Helping new-to-veg people sustain their change can have a big impact. Again, listening to where people are and where they need assistance lets you channel your available time and energy in a more effective and rewarding way. Does someone have health concerns, dislike the food, face social pressures, or report some combination? You can suggest different ways to address these problems.
In addition to offering assistance one-on-one, you might bring experienced and new vegetarians and vegans together. Are there enough in your church for you to start a group? If not, would there be sufficient interest to start a group locally?
5. SHINE your light. You are an ambassador for animals. If you’re known to be vegan or an advocate, many people will make generalizations about all vegans or animal advocates based on their experience with you. It’s, therefore, important to be friendly and polite as much as possible. That doesn’t mean sugar-coating hard truths, but maintaining a positive relationship with others when engaging them as individuals.
You might wonder how you can be calm when there’s so much animal suffering, and you’re talking with someone who doesn’t get it or disagrees. In order to shine your light to illuminate animal issues and inspire others to change, you’ve got to keep the glow inside. Self-care is crucial to be an animal advocate for the longer term.
Your faith community can be a source of strength, even if it’s not the best place for your advocacy. You can also consider prayer, meditation, walks in nature, music, art, time with family and friends, veg groups (in-person and online) and other ways to rejuvenate.
Be in it for the Long Haul
Caring about animals can be hard. Your passion for animals may upset people rather than engage them. When they reject your heartfelt pleas, you may feel anger, despair, or even self-loathing.
The steps here –
- SELECT the best opportunities,
- SEARCH for common ground,
- SUPPORT people where they are,
- SUSTAIN people in their new way of eating, and
- SHINE your light
… can help you get the results that you want and that the animals deserve. They can also make your advocacy experience more positive, so you’ll continue your important work over time and have growing impact in the future.

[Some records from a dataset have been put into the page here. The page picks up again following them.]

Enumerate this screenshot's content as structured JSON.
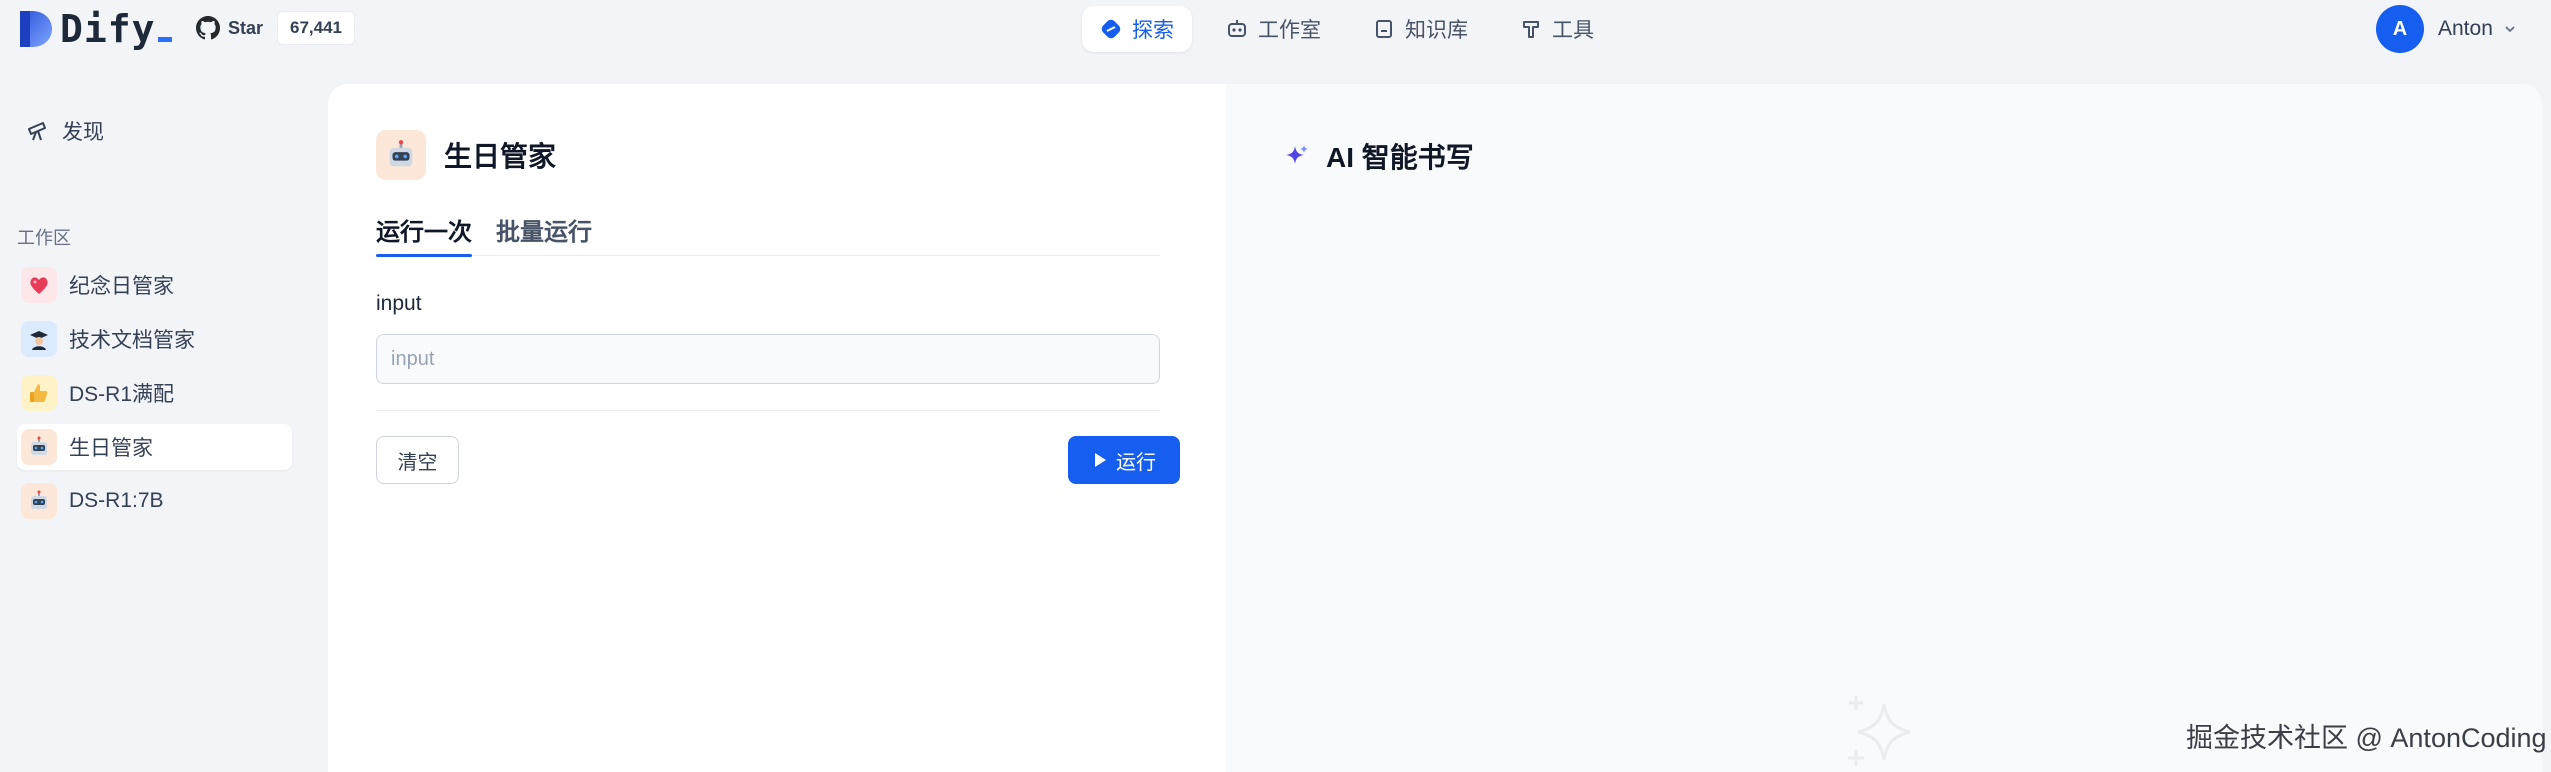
{
  "header": {
    "logo_text": "Dify",
    "github": {
      "star_label": "Star",
      "count": "67,441"
    },
    "nav": [
      {
        "label": "探索",
        "icon": "explore-icon",
        "active": true
      },
      {
        "label": "工作室",
        "icon": "robot-icon",
        "active": false
      },
      {
        "label": "知识库",
        "icon": "book-icon",
        "active": false
      },
      {
        "label": "工具",
        "icon": "hammer-icon",
        "active": false
      }
    ],
    "user": {
      "initial": "A",
      "name": "Anton"
    }
  },
  "sidebar": {
    "discover_label": "发现",
    "workspace_title": "工作区",
    "items": [
      {
        "label": "纪念日管家",
        "icon": "heart-emoji"
      },
      {
        "label": "技术文档管家",
        "icon": "graduate-emoji"
      },
      {
        "label": "DS-R1满配",
        "icon": "thumbs-up-emoji"
      },
      {
        "label": "生日管家",
        "icon": "robot-emoji",
        "active": true
      },
      {
        "label": "DS-R1:7B",
        "icon": "robot-emoji"
      }
    ]
  },
  "app": {
    "title": "生日管家",
    "tabs": [
      {
        "label": "运行一次",
        "active": true
      },
      {
        "label": "批量运行",
        "active": false
      }
    ],
    "field_label": "input",
    "field_placeholder": "input",
    "clear_label": "清空",
    "run_label": "运行"
  },
  "result": {
    "title": "AI 智能书写"
  },
  "watermark": "掘金技术社区 @ AntonCoding",
  "colors": {
    "accent": "#155eef",
    "background": "#f2f4f7"
  }
}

Tom Regan, author of numerous influential books on the philosophy of animal rights, including The Case for Animal Rights, gave a talk at the 125th anniversary of the American Anti-Vivisection Society (AAVS) entitled The Seed Never Sees the Flower. He explained that, “just as the seed will never see the flower it is destined to become, today’s animal advocates may never see the idyllic world for which they strive. The pace of change might be frustrating at times, but we should feel assured that our efforts will someday blossom and lead to a more just world for all animals.”
Caryn Ginsberg is author of Animal Impact: Secrets Proven to Achieve Results and Move the World and has spent more than a decade helping animal protection advocates utilise proven strategy and marketing approaches to get better results. Caryn’s teaching experience includes social marketing, marketing, and strategic management courses for Johns Hopkins University and Humane Society University. For more information about Caryn’s work, check out her website.